First, to my brown god-daughter back in Albany:  May your path be filled with obvious choices that lead you to your better self.  May your soul be fueled by the gods of the old country, but your mind—by those of the new.  May your mother’s unconditional love open paths for you that were never possible in her own youth; but may you always be exposed to the confidence a woman is granted when persevering through conflicts.  You will be my next Jhumpa Lahiri, or M.I.A., or Sonia Gandhi.  May you become whoever and whatever you desire; but when asked what that is, may you be able to say, “Why not?” rather than “May I?”  I pray the world is made out of non-existent doorways for you and walkways paved with “YES”; and that sometimes, you will tread with me (I—in my Siberian coat, you—with stubborn rainbow colors on your mittens and henna on your hands) to show me your future world, as I show the aged yet unexhausted one of mine.

To the sporty, curious, poignant Irish-Jewish cherub in the City of Angels (and the author of this blog’s title):  Because your parents have suffered enough to fulfill your own life’s quota, may it never get in the way of your possibilities.  May you never lose the insatiable need to repeat a question, or to touch another woman’s skin just to understand what it’s like to be in it.  NEVER apologize for your art!  As the multitude of imperfect adults guards your life from repeating their mistakes, I shall gladly lead you past my own.  I’ll tell you the tales of my survival and show that a woman may stand by her failed choices, because overcoming them makes a soul light enough to soar.  So, may you soar, my strong youngster, sometimes in step with me, but mostly ahead.  If ever gravity gets a hold of you, I shall catch you from falling—if you let me.  But this I ask of you regardless (because you shall always remain exceptional, I’m sure)—teach me about the ways I have not seen and the tricks my wings have yet to try.
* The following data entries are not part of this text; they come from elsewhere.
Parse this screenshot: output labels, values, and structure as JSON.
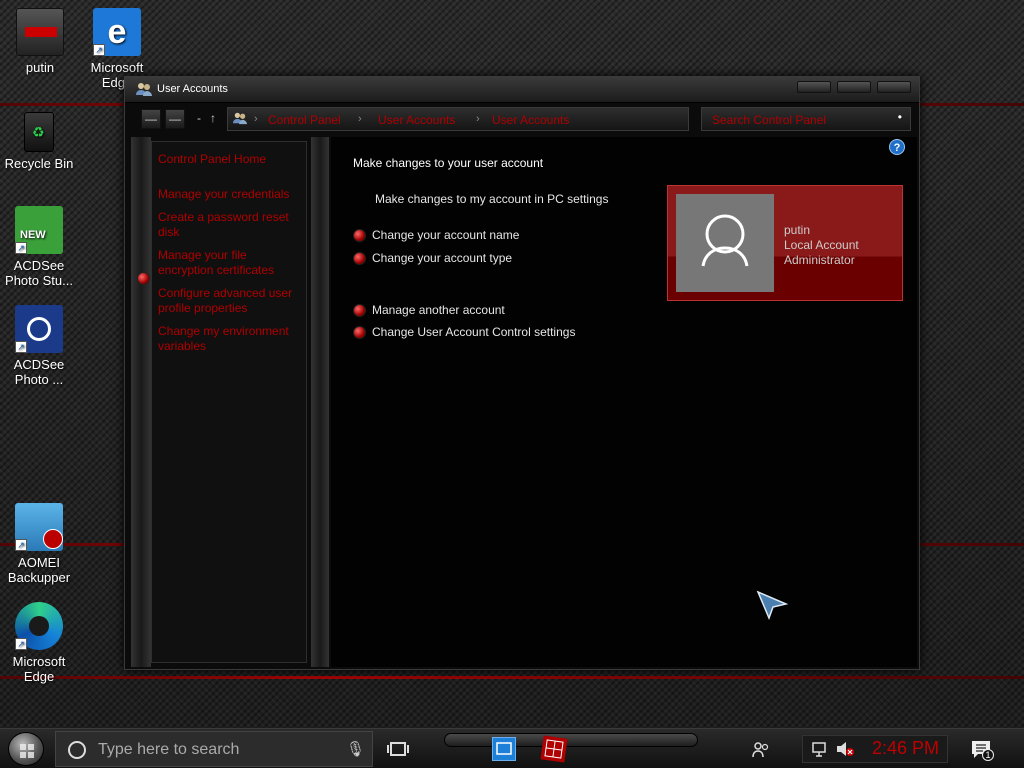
{
  "desktop": {
    "icons": [
      {
        "label": "putin"
      },
      {
        "label": "Microsoft Edge"
      },
      {
        "label": "Recycle Bin"
      },
      {
        "label": "ACDSee Photo Stu..."
      },
      {
        "label": "ACDSee Photo ..."
      },
      {
        "label": "AOMEI Backupper"
      },
      {
        "label": "Microsoft Edge"
      }
    ]
  },
  "window": {
    "title": "User Accounts",
    "breadcrumbs": [
      "Control Panel",
      "User Accounts",
      "User Accounts"
    ],
    "search_placeholder": "Search Control Panel",
    "left_pane": {
      "home": "Control Panel Home",
      "links": [
        "Manage your credentials",
        "Create a password reset disk",
        "Manage your file encryption certificates",
        "Configure advanced user profile properties",
        "Change my environment variables"
      ]
    },
    "content": {
      "heading": "Make changes to your user account",
      "tasks": [
        "Make changes to my account in PC settings",
        "Change your account name",
        "Change your account type",
        "Manage another account",
        "Change User Account Control settings"
      ],
      "help": "?"
    },
    "account": {
      "name": "putin",
      "type": "Local Account",
      "role": "Administrator"
    }
  },
  "taskbar": {
    "search_placeholder": "Type here to search",
    "clock": "2:46 PM",
    "notification_count": "1"
  },
  "colors": {
    "accent": "#b00000",
    "card": "#8a1a1a"
  }
}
To the tomboy born to a woman of tremendous kindness:  May you always be ahead of your time!  When asked by your teachers, may you tag yourself however, but always understand yourself as “special.”  May you continue to climb, much faster and more capable than your parents.  Upward, my darling heart, always upward; even though gravity may insist otherwise.  Never cry when you fall down, neither in a playground nor in an office full of suits; and always celebrate the pain, for in those very seconds, you learn to shift gears.  May you always outrun and outsmart your own age group and leave me scratching my head with your riddles.